10-11-2012, 01:40 PM
This Whitehall was also built off of plans from Mystic Seaport (for a 15' traditional carvel planked Whitehall).

http://im1.shutterfly.com/media/47a2ce31b3127ccef1009131dea700000040O12Bbs3DVuzZA9 vPhI/cC/f%3D0/ps%3D50/r%3D1/rx%3D550/ry%3D400/

http://im1.shutterfly.com/media/47a2ce31b3127ccef1009aa49eaf00000030O02Bbs3DVuzZA9 vPhI/cC/f%3D0/ps%3D50/r%3D0/rx%3D550/ry%3D400/

http://im1.shutterfly.com/media/47a2ce31b3127ccef10029f5de3f00000030O02Bbs3DVuzZA9 vPhI/cC/f%3D0/ps%3D50/r%3D0/rx%3D550/ry%3D400/

http://im1.shutterfly.com/media/47a2ce31b3127ccef10188c7be8900000030O02Bbs3DVuzZA9 vPhI/cC/f%3D0/ps%3D50/r%3D0/rx%3D550/ry%3D400/

http://im1.shutterfly.com/media/47a2ce31b3127ccef10124483f6000000030O02Bbs3DVuzZA9 vPhI/cC/f%3D0/ps%3D50/r%3D0/rx%3D550/ry%3D400/

http://im1.shutterfly.com/media/47a2ce31b3127ccef101a6c8be9100000030O02Bbs3DVuzZA9 vPhI/cC/f%3D0/ps%3D50/r%3D0/rx%3D550/ry%3D400/

10-11-2012, 01:44 PM
http://im1.shutterfly.com/media/47a2ce31b3127ccef100e29f1f9800000030O02Bbs3DVuzZA9 vPhI/cC/f%3D0/ps%3D50/r%3D0/rx%3D550/ry%3D400/

http://im1.shutterfly.com/media/47a2ce31b3127ccef1010a073f3800000030O02Bbs3DVuzZA9 vPhI/cC/f%3D0/ps%3D50/r%3D0/rx%3D550/ry%3D400/

http://im1.shutterfly.com/media/47a2ce31b3127ccef100703f9e4100000030O02Bbs3DVuzZA9 vPhI/cC/f%3D0/ps%3D50/r%3D0/rx%3D550/ry%3D400/

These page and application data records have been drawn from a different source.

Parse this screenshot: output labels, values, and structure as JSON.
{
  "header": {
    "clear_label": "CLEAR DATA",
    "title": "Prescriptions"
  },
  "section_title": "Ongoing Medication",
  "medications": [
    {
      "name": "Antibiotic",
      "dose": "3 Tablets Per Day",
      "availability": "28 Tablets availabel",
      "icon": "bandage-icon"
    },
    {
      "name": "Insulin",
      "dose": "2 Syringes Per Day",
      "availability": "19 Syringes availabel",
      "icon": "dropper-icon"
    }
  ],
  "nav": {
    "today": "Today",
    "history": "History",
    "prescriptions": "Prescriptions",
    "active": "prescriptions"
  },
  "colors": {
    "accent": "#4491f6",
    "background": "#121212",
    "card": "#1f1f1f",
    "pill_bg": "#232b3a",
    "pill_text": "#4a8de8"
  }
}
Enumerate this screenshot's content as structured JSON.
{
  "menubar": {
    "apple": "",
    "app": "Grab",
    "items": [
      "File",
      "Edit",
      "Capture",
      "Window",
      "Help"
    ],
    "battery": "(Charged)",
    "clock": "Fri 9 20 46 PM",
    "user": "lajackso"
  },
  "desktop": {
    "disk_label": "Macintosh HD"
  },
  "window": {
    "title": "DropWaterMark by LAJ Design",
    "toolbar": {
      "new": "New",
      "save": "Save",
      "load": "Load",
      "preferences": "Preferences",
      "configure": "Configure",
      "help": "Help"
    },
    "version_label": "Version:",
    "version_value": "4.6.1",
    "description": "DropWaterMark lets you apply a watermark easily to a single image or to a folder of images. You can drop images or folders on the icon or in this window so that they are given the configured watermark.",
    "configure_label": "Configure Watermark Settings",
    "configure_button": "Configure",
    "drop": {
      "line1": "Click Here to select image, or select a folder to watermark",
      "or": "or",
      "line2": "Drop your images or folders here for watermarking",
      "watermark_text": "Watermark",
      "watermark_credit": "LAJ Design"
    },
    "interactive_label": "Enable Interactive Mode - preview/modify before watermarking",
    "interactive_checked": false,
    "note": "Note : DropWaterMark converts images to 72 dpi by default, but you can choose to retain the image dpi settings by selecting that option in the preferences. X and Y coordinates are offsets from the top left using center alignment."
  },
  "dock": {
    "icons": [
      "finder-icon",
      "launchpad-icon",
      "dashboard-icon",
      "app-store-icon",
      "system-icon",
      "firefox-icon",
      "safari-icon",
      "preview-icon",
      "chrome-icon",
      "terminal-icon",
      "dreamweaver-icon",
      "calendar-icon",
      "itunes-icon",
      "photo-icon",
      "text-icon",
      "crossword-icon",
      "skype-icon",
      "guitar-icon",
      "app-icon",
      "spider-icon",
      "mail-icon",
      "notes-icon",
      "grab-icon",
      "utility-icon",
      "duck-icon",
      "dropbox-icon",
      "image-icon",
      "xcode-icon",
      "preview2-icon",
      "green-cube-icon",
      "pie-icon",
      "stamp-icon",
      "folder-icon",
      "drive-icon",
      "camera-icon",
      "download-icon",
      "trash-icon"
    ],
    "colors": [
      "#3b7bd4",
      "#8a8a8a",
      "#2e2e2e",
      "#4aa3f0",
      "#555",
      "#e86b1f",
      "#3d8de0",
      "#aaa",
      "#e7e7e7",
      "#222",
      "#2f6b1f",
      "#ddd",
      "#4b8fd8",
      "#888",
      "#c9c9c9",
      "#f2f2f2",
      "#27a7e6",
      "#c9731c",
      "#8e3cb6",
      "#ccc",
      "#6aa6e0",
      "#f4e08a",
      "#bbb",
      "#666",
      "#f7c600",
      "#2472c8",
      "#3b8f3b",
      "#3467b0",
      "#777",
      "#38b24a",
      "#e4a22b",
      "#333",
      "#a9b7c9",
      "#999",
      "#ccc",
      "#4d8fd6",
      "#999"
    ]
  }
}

http://im1.shutterfly.com/media/47a2ce31b3127ccef1003ae71f8c00000030O02Bbs3DVuzZA9 vPhI/cC/f%3D0/ps%3D50/r%3D0/rx%3D550/ry%3D400/

Let's see some other's.

Peerie Maa
10-11-2012, 03:46 PM
Hi nedl
I can see how you had a problem with the pond yacht. You always have to deepen the keel and hang the ballast underneath because although displacement scaled by the cube of length, stability scales by the fourth power.
My offering is #36, from here:http://forum.woodenboat.com/showthread.php?149296-Building-a-coble

10-11-2012, 09:59 PM
Nick, I don't know how I missed your building a coble thread in June. Just beautiful the way you built her!
My cutter model floated beautifully, ..... before I rigged her.

J. Dillon
10-12-2012, 11:45 AM
Great work here, lets see more please.

10-12-2012, 11:55 AM
Jack - I know we've seen your work before (just beautiful!), but you should post some of it here also.

10-14-2012, 05:35 PM
Nice to see some other ship modelers about. I've just started a pinky schooner model earlier this year, still in bones till I get to it again between other (full-size) boat projects: